The Iraqi leadership said it is retaking the areas to establish federal authority after a Kurdish referendum for independence in September threatened the nation’s unity. More than 92 percent of Kurds in Iraq voted “yes” in a vote Baghdad called illegal, and the international community leaders said was dangerous and ill-timed.

Iraqi Prime Minister Haider al-Abadi on Thursday rejected an offer by Kurdish leaders to freeze the results of their independence referendum in favor of dialogue in order to avoid further conflict.

The Kurdistan Regional Government, in a statement, said the confrontations have hurt both sides and could lead to ongoing bloodshed and social unrest in Iraq.

“Certainly, continued fighting does not lead any side to victory, but it will drive the country towards disarray and chaos, affecting all aspects of life,” the KRG said.

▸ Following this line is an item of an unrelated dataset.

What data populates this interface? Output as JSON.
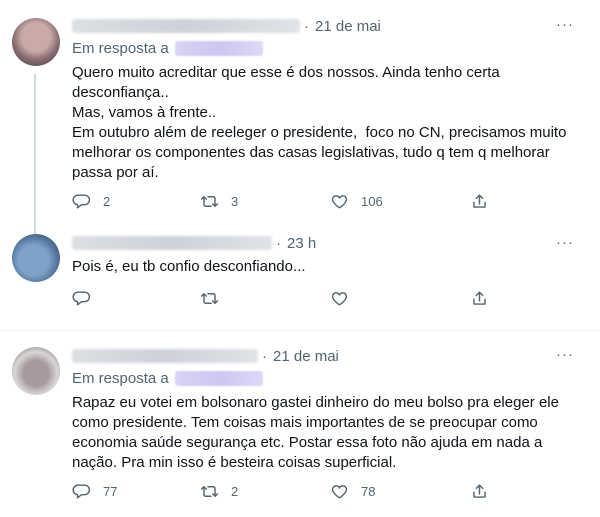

‘Unified Iraq is the only way to go’

Abadi said in a statement his government will accept only the annulment of the referendum and respect for the constitution.

During a briefing Friday morning at the Pentagon, Joint Staff Director Lieutenant General Kenneth McKenzie Jr. told reporters the U.S. believes “a unified Iraq is the only way to go forward.”

He added, “We’re not helping anyone attack anyone else inside Iraq, either the Kurds or the Iraqis.”(VOA)